======== PROVIDED RECORDS

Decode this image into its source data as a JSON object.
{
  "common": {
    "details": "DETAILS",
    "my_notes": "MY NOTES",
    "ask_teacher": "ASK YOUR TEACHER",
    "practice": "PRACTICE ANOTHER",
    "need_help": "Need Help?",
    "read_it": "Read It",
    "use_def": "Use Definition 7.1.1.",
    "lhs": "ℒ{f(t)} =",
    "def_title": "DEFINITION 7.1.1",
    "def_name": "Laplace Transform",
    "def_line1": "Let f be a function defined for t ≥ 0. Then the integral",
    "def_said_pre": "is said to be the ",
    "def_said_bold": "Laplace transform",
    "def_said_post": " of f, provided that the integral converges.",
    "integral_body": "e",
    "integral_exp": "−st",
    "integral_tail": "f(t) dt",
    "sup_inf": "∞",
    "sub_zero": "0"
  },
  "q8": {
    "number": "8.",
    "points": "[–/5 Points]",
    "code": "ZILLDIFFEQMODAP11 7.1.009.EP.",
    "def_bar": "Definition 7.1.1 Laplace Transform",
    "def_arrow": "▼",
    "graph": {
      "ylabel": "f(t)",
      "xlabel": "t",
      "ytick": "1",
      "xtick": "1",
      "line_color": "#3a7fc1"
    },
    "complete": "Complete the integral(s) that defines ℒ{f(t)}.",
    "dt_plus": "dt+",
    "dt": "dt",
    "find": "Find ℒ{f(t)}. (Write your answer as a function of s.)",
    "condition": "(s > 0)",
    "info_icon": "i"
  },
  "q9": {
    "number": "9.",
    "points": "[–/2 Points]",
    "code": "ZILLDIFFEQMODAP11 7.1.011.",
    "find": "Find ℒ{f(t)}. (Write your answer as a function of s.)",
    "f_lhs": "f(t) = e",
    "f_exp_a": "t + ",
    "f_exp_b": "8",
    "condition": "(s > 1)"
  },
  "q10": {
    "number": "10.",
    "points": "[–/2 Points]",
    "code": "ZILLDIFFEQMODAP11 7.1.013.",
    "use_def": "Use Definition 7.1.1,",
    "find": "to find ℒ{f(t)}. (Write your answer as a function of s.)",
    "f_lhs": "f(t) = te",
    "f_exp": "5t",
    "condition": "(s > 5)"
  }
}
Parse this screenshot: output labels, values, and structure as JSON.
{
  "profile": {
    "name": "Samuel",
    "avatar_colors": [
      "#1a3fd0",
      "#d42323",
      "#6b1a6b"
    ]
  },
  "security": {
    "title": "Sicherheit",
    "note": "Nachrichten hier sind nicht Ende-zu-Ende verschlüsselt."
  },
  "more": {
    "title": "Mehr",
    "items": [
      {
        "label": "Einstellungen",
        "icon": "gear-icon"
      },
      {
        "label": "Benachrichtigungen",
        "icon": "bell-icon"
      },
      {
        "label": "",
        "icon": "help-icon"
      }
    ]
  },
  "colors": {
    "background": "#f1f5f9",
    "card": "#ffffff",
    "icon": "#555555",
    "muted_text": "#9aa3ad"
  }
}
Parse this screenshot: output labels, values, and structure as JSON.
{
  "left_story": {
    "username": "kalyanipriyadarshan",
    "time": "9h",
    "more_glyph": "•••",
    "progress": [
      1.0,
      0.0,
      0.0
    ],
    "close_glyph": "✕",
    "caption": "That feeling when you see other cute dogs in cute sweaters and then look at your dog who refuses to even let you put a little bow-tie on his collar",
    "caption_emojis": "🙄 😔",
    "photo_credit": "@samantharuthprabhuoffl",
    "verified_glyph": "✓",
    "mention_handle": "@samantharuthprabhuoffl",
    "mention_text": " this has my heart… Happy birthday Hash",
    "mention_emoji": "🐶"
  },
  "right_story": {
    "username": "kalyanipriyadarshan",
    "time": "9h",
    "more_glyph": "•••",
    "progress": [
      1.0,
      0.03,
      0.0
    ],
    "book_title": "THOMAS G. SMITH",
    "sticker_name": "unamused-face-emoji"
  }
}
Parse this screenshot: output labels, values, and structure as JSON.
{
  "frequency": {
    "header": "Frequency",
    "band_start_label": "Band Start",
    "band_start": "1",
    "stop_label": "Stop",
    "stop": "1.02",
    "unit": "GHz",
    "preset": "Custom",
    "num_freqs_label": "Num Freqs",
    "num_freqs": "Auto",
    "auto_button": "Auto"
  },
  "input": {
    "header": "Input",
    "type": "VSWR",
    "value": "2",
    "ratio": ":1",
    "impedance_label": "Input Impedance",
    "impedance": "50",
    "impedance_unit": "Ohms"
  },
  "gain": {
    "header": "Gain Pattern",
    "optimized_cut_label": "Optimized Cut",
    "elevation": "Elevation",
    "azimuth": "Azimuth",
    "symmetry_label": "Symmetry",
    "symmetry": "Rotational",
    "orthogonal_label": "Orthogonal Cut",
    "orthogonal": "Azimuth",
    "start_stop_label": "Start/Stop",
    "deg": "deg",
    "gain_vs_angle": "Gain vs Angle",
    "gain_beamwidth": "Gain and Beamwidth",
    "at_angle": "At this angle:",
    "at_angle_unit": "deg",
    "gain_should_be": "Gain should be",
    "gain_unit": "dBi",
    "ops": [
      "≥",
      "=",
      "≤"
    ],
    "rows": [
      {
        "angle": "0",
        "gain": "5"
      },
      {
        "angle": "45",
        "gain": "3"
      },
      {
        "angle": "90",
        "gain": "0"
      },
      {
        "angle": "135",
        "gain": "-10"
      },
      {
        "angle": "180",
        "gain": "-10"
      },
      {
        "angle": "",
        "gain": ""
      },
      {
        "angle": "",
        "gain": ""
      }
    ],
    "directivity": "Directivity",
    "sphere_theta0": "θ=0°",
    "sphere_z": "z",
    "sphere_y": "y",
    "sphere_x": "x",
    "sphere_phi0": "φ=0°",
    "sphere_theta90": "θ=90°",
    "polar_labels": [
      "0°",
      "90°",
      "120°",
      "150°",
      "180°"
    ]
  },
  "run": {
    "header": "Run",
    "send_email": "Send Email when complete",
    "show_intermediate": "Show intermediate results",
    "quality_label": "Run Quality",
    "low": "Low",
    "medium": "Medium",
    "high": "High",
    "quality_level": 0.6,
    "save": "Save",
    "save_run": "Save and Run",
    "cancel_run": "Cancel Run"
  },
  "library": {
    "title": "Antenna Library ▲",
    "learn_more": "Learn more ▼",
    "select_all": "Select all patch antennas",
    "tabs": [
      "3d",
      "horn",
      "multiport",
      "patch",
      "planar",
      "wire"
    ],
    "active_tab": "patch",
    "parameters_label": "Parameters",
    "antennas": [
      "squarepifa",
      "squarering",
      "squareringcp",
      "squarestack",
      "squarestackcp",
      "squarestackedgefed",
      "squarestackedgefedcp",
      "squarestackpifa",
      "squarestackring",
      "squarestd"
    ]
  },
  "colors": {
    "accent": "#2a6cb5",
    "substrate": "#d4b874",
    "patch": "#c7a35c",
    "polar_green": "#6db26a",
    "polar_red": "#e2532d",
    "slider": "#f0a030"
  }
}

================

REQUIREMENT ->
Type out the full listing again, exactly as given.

YOUR SOLUTION ->
Decode this image into its source data as a JSON object.
{
  "common": {
    "details": "DETAILS",
    "my_notes": "MY NOTES",
    "ask_teacher": "ASK YOUR TEACHER",
    "practice": "PRACTICE ANOTHER",
    "need_help": "Need Help?",
    "read_it": "Read It",
    "use_def": "Use Definition 7.1.1.",
    "lhs": "ℒ{f(t)} =",
    "def_title": "DEFINITION 7.1.1",
    "def_name": "Laplace Transform",
    "def_line1": "Let f be a function defined for t ≥ 0. Then the integral",
    "def_said_pre": "is said to be the ",
    "def_said_bold": "Laplace transform",
    "def_said_post": " of f, provided that the integral converges.",
    "integral_body": "e",
    "integral_exp": "−st",
    "integral_tail": "f(t) dt",
    "sup_inf": "∞",
    "sub_zero": "0"
  },
  "q8": {
    "number": "8.",
    "points": "[–/5 Points]",
    "code": "ZILLDIFFEQMODAP11 7.1.009.EP.",
    "def_bar": "Definition 7.1.1 Laplace Transform",
    "def_arrow": "▼",
    "graph": {
      "ylabel": "f(t)",
      "xlabel": "t",
      "ytick": "1",
      "xtick": "1",
      "line_color": "#3a7fc1"
    },
    "complete": "Complete the integral(s) that defines ℒ{f(t)}.",
    "dt_plus": "dt+",
    "dt": "dt",
    "find": "Find ℒ{f(t)}. (Write your answer as a function of s.)",
    "condition": "(s > 0)",
    "info_icon": "i"
  },
  "q9": {
    "number": "9.",
    "points": "[–/2 Points]",
    "code": "ZILLDIFFEQMODAP11 7.1.011.",
    "find": "Find ℒ{f(t)}. (Write your answer as a function of s.)",
    "f_lhs": "f(t) = e",
    "f_exp_a": "t + ",
    "f_exp_b": "8",
    "condition": "(s > 1)"
  },
  "q10": {
    "number": "10.",
    "points": "[–/2 Points]",
    "code": "ZILLDIFFEQMODAP11 7.1.013.",
    "use_def": "Use Definition 7.1.1,",
    "find": "to find ℒ{f(t)}. (Write your answer as a function of s.)",
    "f_lhs": "f(t) = te",
    "f_exp": "5t",
    "condition": "(s > 5)"
  }
}
Parse this screenshot: output labels, values, and structure as JSON.
{
  "profile": {
    "name": "Samuel",
    "avatar_colors": [
      "#1a3fd0",
      "#d42323",
      "#6b1a6b"
    ]
  },
  "security": {
    "title": "Sicherheit",
    "note": "Nachrichten hier sind nicht Ende-zu-Ende verschlüsselt."
  },
  "more": {
    "title": "Mehr",
    "items": [
      {
        "label": "Einstellungen",
        "icon": "gear-icon"
      },
      {
        "label": "Benachrichtigungen",
        "icon": "bell-icon"
      },
      {
        "label": "",
        "icon": "help-icon"
      }
    ]
  },
  "colors": {
    "background": "#f1f5f9",
    "card": "#ffffff",
    "icon": "#555555",
    "muted_text": "#9aa3ad"
  }
}
Parse this screenshot: output labels, values, and structure as JSON.
{
  "left_story": {
    "username": "kalyanipriyadarshan",
    "time": "9h",
    "more_glyph": "•••",
    "progress": [
      1.0,
      0.0,
      0.0
    ],
    "close_glyph": "✕",
    "caption": "That feeling when you see other cute dogs in cute sweaters and then look at your dog who refuses to even let you put a little bow-tie on his collar",
    "caption_emojis": "🙄 😔",
    "photo_credit": "@samantharuthprabhuoffl",
    "verified_glyph": "✓",
    "mention_handle": "@samantharuthprabhuoffl",
    "mention_text": " this has my heart… Happy birthday Hash",
    "mention_emoji": "🐶"
  },
  "right_story": {
    "username": "kalyanipriyadarshan",
    "time": "9h",
    "more_glyph": "•••",
    "progress": [
      1.0,
      0.03,
      0.0
    ],
    "book_title": "THOMAS G. SMITH",
    "sticker_name": "unamused-face-emoji"
  }
}
Parse this screenshot: output labels, values, and structure as JSON.
{
  "frequency": {
    "header": "Frequency",
    "band_start_label": "Band Start",
    "band_start": "1",
    "stop_label": "Stop",
    "stop": "1.02",
    "unit": "GHz",
    "preset": "Custom",
    "num_freqs_label": "Num Freqs",
    "num_freqs": "Auto",
    "auto_button": "Auto"
  },
  "input": {
    "header": "Input",
    "type": "VSWR",
    "value": "2",
    "ratio": ":1",
    "impedance_label": "Input Impedance",
    "impedance": "50",
    "impedance_unit": "Ohms"
  },
  "gain": {
    "header": "Gain Pattern",
    "optimized_cut_label": "Optimized Cut",
    "elevation": "Elevation",
    "azimuth": "Azimuth",
    "symmetry_label": "Symmetry",
    "symmetry": "Rotational",
    "orthogonal_label": "Orthogonal Cut",
    "orthogonal": "Azimuth",
    "start_stop_label": "Start/Stop",
    "deg": "deg",
    "gain_vs_angle": "Gain vs Angle",
    "gain_beamwidth": "Gain and Beamwidth",
    "at_angle": "At this angle:",
    "at_angle_unit": "deg",
    "gain_should_be": "Gain should be",
    "gain_unit": "dBi",
    "ops": [
      "≥",
      "=",
      "≤"
    ],
    "rows": [
      {
        "angle": "0",
        "gain": "5"
      },
      {
        "angle": "45",
        "gain": "3"
      },
      {
        "angle": "90",
        "gain": "0"
      },
      {
        "angle": "135",
        "gain": "-10"
      },
      {
        "angle": "180",
        "gain": "-10"
      },
      {
        "angle": "",
        "gain": ""
      },
      {
        "angle": "",
        "gain": ""
      }
    ],
    "directivity": "Directivity",
    "sphere_theta0": "θ=0°",
    "sphere_z": "z",
    "sphere_y": "y",
    "sphere_x": "x",
    "sphere_phi0": "φ=0°",
    "sphere_theta90": "θ=90°",
    "polar_labels": [
      "0°",
      "90°",
      "120°",
      "150°",
      "180°"
    ]
  },
  "run": {
    "header": "Run",
    "send_email": "Send Email when complete",
    "show_intermediate": "Show intermediate results",
    "quality_label": "Run Quality",
    "low": "Low",
    "medium": "Medium",
    "high": "High",
    "quality_level": 0.6,
    "save": "Save",
    "save_run": "Save and Run",
    "cancel_run": "Cancel Run"
  },
  "library": {
    "title": "Antenna Library ▲",
    "learn_more": "Learn more ▼",
    "select_all": "Select all patch antennas",
    "tabs": [
      "3d",
      "horn",
      "multiport",
      "patch",
      "planar",
      "wire"
    ],
    "active_tab": "patch",
    "parameters_label": "Parameters",
    "antennas": [
      "squarepifa",
      "squarering",
      "squareringcp",
      "squarestack",
      "squarestackcp",
      "squarestackedgefed",
      "squarestackedgefedcp",
      "squarestackpifa",
      "squarestackring",
      "squarestd"
    ]
  },
  "colors": {
    "accent": "#2a6cb5",
    "substrate": "#d4b874",
    "patch": "#c7a35c",
    "polar_green": "#6db26a",
    "polar_red": "#e2532d",
    "slider": "#f0a030"
  }
}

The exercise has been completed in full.